In contrast, the court did enforce the non-competition clause with respect to the employees’ contact with prospective Company 2 clients. Here, the employees were interacting with Company 2’s prospective clients nationwide, including those within 250 miles of Company 1. As a result, Company 1 had a reasonable interest in prohibiting this sort of competition.
Overall, the court concluded that the employees could continue working at Company 2 remotely. However, they could not have substantial customer contact with Company 2’s prospective clients while working from home.
This example suggests that courts consider whether a non-compete clause holds the correct balance of employer interest and employee burden. Yet enforceability is not always black and white. Courts can look from activity to activity to define what is reasonable. This analysis can also be highly industry specific. What was reasonable in this consulting case could look quite different from what is reasonable in a healthcare case.

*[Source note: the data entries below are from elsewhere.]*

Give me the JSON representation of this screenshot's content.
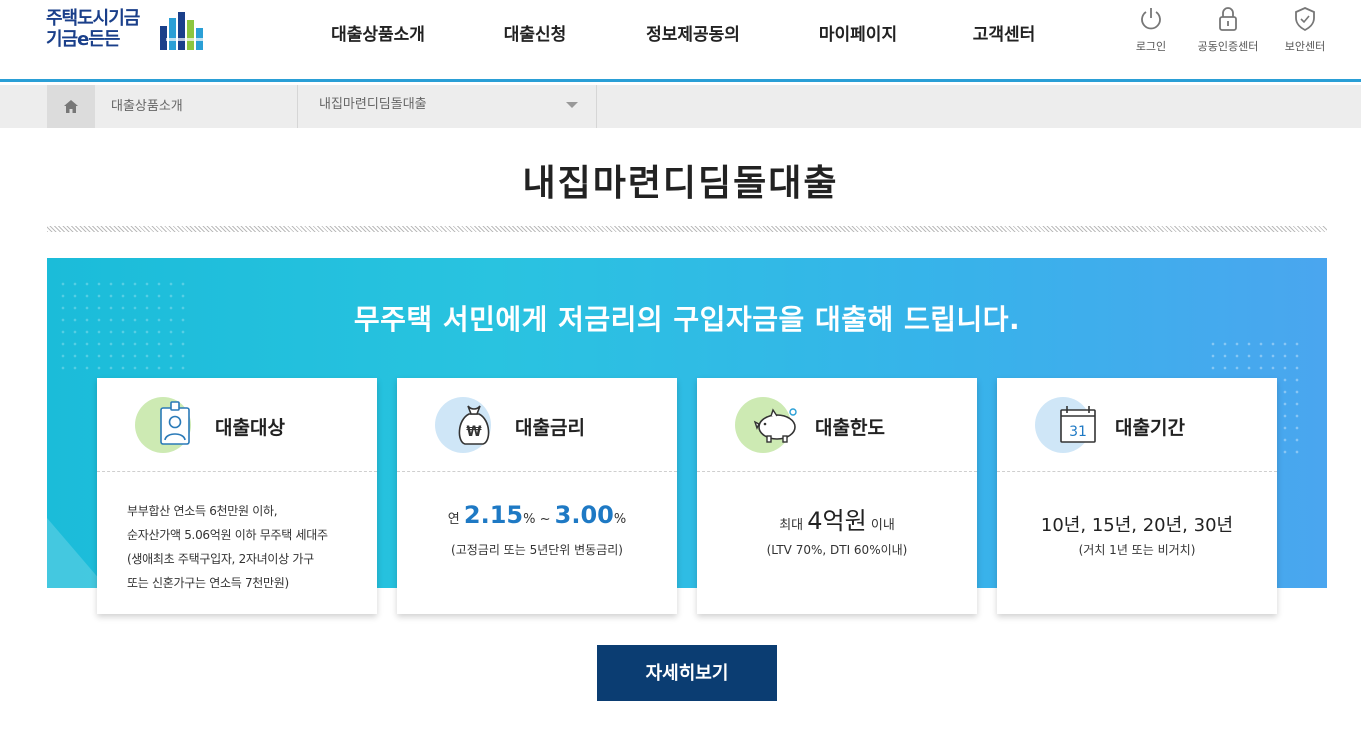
{
  "brand": {
    "line1": "주택도시기금",
    "line2": "기금e든든"
  },
  "nav": {
    "items": [
      {
        "label": "대출상품소개"
      },
      {
        "label": "대출신청"
      },
      {
        "label": "정보제공동의"
      },
      {
        "label": "마이페이지"
      },
      {
        "label": "고객센터"
      }
    ]
  },
  "utility": {
    "login": "로그인",
    "cert": "공동인증센터",
    "security": "보안센터"
  },
  "breadcrumb": {
    "home_icon": "home-icon",
    "level1": "대출상품소개",
    "level2": "내집마련디딤돌대출"
  },
  "page": {
    "title": "내집마련디딤돌대출"
  },
  "banner": {
    "headline": "무주택 서민에게 저금리의 구입자금을 대출해 드립니다."
  },
  "cards": [
    {
      "label": "대출대상",
      "icon": "person-id-icon",
      "lines": [
        "부부합산 연소득 6천만원 이하,",
        "순자산가액 5.06억원 이하 무주택 세대주",
        "(생애최초 주택구입자, 2자녀이상 가구",
        "또는 신혼가구는 연소득 7천만원)"
      ]
    },
    {
      "label": "대출금리",
      "icon": "money-bag-icon",
      "prefix": "연",
      "rate_min": "2.15",
      "rate_unit": "%",
      "sep": "~",
      "rate_max": "3.00",
      "note": "(고정금리 또는 5년단위 변동금리)"
    },
    {
      "label": "대출한도",
      "icon": "piggy-bank-icon",
      "prefix": "최대",
      "amount": "4억원",
      "suffix": "이내",
      "note": "(LTV 70%, DTI 60%이내)"
    },
    {
      "label": "대출기간",
      "icon": "calendar-icon",
      "calendar_day": "31",
      "period": "10년, 15년, 20년, 30년",
      "note": "(거치 1년 또는 비거치)"
    }
  ],
  "actions": {
    "more": "자세히보기"
  },
  "colors": {
    "accent": "#2a9fd6",
    "button": "#0b3d72",
    "rate": "#1e79c4"
  }
}
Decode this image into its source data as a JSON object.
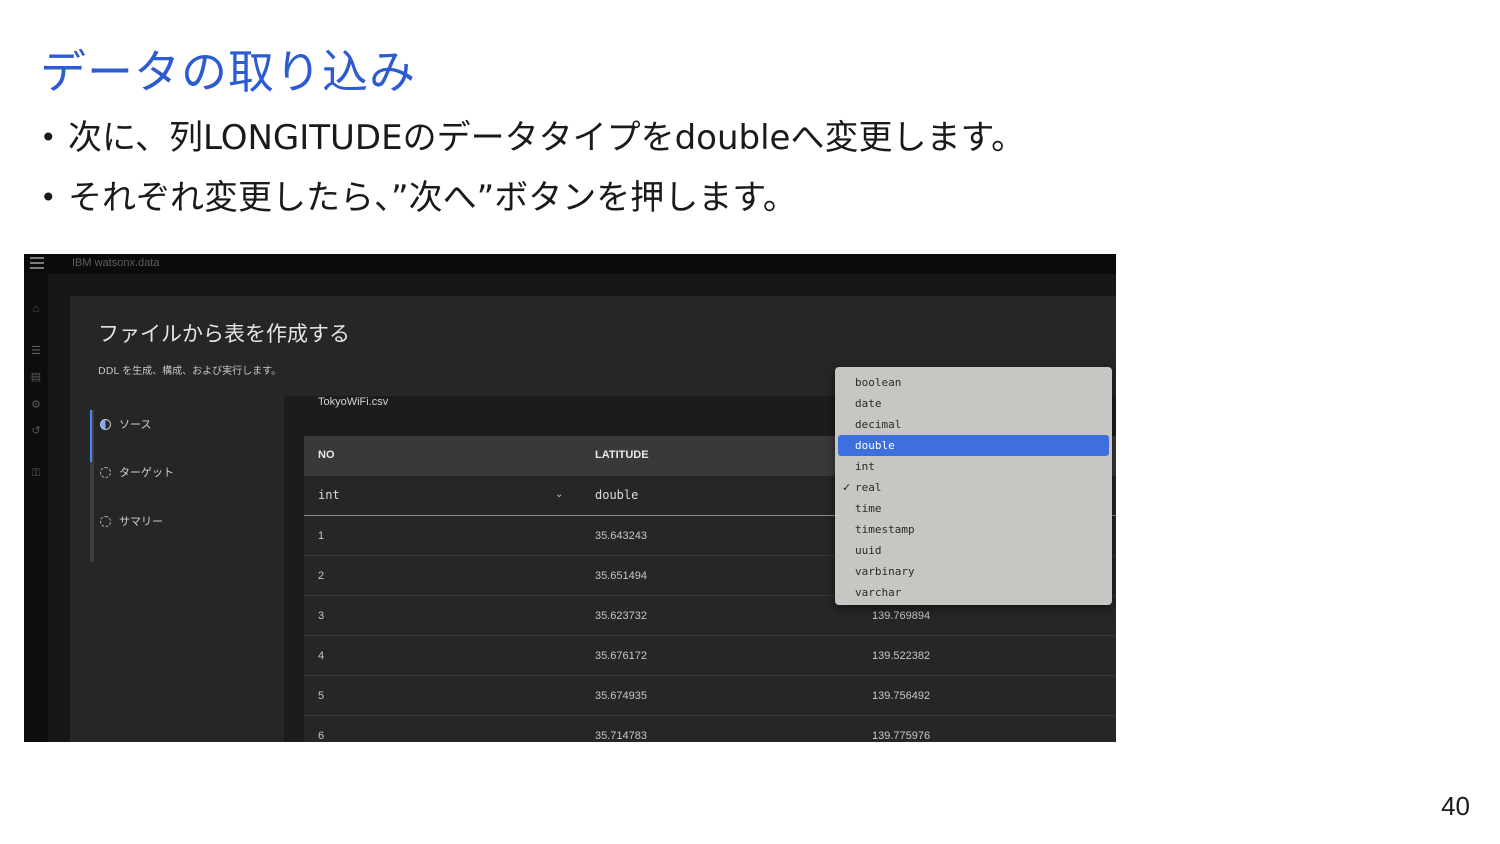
{
  "slide": {
    "title": "データの取り込み",
    "bullets": [
      "次に、列LONGITUDEのデータタイプをdoubleへ変更します。",
      "それぞれ変更したら、”次へ”ボタンを押します。"
    ],
    "page_number": "40"
  },
  "app": {
    "brand": "IBM watsonx.data",
    "dialog_title": "ファイルから表を作成する",
    "dialog_subtitle": "DDL を生成、構成、および実行します。",
    "steps": [
      {
        "label": "ソース",
        "state": "active"
      },
      {
        "label": "ターゲット",
        "state": "pending"
      },
      {
        "label": "サマリー",
        "state": "pending"
      }
    ],
    "file_name": "TokyoWiFi.csv",
    "table": {
      "headers": [
        "NO",
        "LATITUDE"
      ],
      "types": [
        "int",
        "double"
      ],
      "rows": [
        [
          "1",
          "35.643243",
          ""
        ],
        [
          "2",
          "35.651494",
          ""
        ],
        [
          "3",
          "35.623732",
          "139.769894"
        ],
        [
          "4",
          "35.676172",
          "139.522382"
        ],
        [
          "5",
          "35.674935",
          "139.756492"
        ],
        [
          "6",
          "35.714783",
          "139.775976"
        ]
      ]
    },
    "type_dropdown": {
      "options": [
        "boolean",
        "date",
        "decimal",
        "double",
        "int",
        "real",
        "time",
        "timestamp",
        "uuid",
        "varbinary",
        "varchar"
      ],
      "highlighted": "double",
      "checked": "real"
    }
  }
}
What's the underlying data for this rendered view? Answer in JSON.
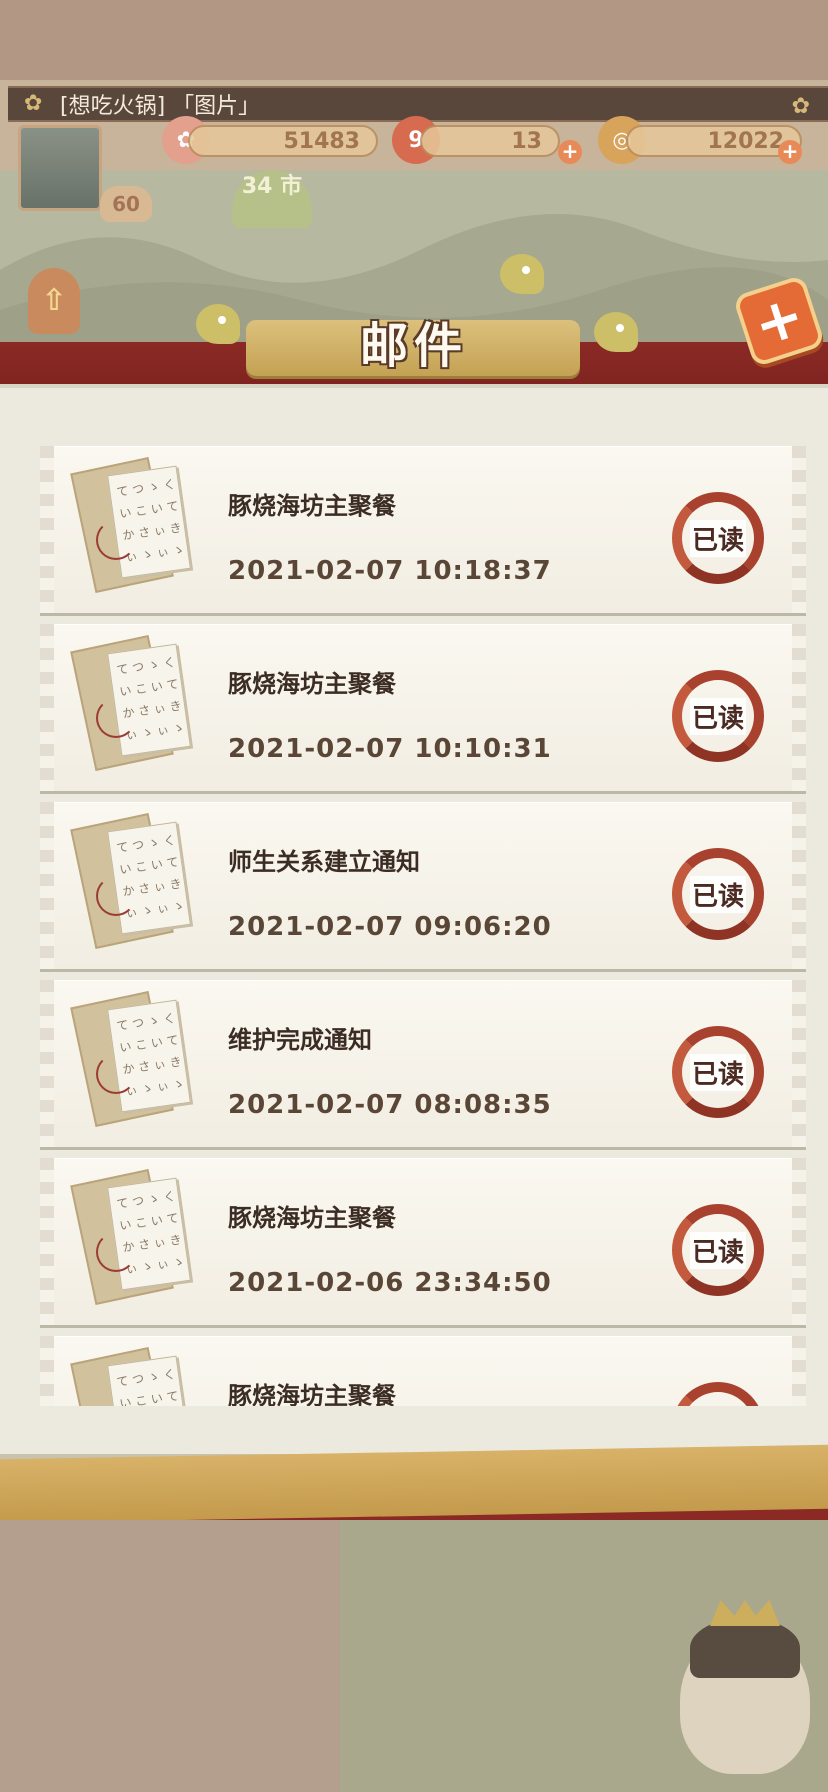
{
  "chat": {
    "message": "[想吃火锅] 「图片」"
  },
  "header": {
    "resource_1": "51483",
    "resource_2": "13",
    "resource_3": "12022",
    "level": "60",
    "leaf_badge": "34 市",
    "close_icon": "plus-close-icon"
  },
  "page": {
    "title": "邮件"
  },
  "mails": [
    {
      "subject": "豚烧海坊主聚餐",
      "time": "2021-02-07 10:18:37",
      "status": "已读"
    },
    {
      "subject": "豚烧海坊主聚餐",
      "time": "2021-02-07 10:10:31",
      "status": "已读"
    },
    {
      "subject": "师生关系建立通知",
      "time": "2021-02-07 09:06:20",
      "status": "已读"
    },
    {
      "subject": "维护完成通知",
      "time": "2021-02-07 08:08:35",
      "status": "已读"
    },
    {
      "subject": "豚烧海坊主聚餐",
      "time": "2021-02-06 23:34:50",
      "status": "已读"
    },
    {
      "subject": "豚烧海坊主聚餐",
      "time": "",
      "status": ""
    }
  ],
  "colors": {
    "accent_red": "#8b2a25",
    "gold": "#d8b268",
    "panel": "#eceadf"
  }
}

What is the future of non-competition clauses in the era of telehealth?
Despite previous court enforcement of non-competition clauses in telework, the landscape has changed drastically since the 2013 Pennsylvania case discussed above. Additionally, in the healthcare context, the public has a strong interest in receiving accessible care from a physician of their choice. For this very reason, a handful of state governments have already enacted rules prohibiting non-competition clause provisions that restrict a physician’s right to practice, even in normal circumstances.
Now, in the midst of the pandemic, if a patient’s access to care becomes jeopardized by restrictions on providers’ ability to offer telehealth services, a non-competition clause might be seen as overly burdensome or contrary to public policy. Thus, this public policy consideration may be the key to finding a future balance between the goals of non-competition clauses and telehealth availability.
What if you are concerned about a non-competition clause and telehealth right now?
Providers who have questions about the enforceability of their own non-competition clauses should know that courts still enforce these clauses. However, a court’s analysis may be highly contextual. Further, the common perceptions of non-competition clauses and telehealth are shifting in light of the pandemic. An experienced attorney can help you consider your options moving forward.
The healthcare attorneys at Jackson LLP have experience on both sides of employment contracts. We help practices craft employment contracts to protect their interests and we review contracts for physicians and other healthcare professionals who want to think strategically about their careers. For assistance in one of the states where we practice, reach out to us. You can schedule a free consultation to learn more about us and our services.
The COVID-19 pandemic is a dynamic and evolving public health emergency. The laws and situation are fluid, and this article may not reflect the most current situation.
This blog is made for educational purposes and is not intended to be specific legal advice to any particular person. It does not create an attorney-client relationship between our firm and the reader. It should not be used as a substitute for competent legal advice from a licensed attorney in your jurisdiction.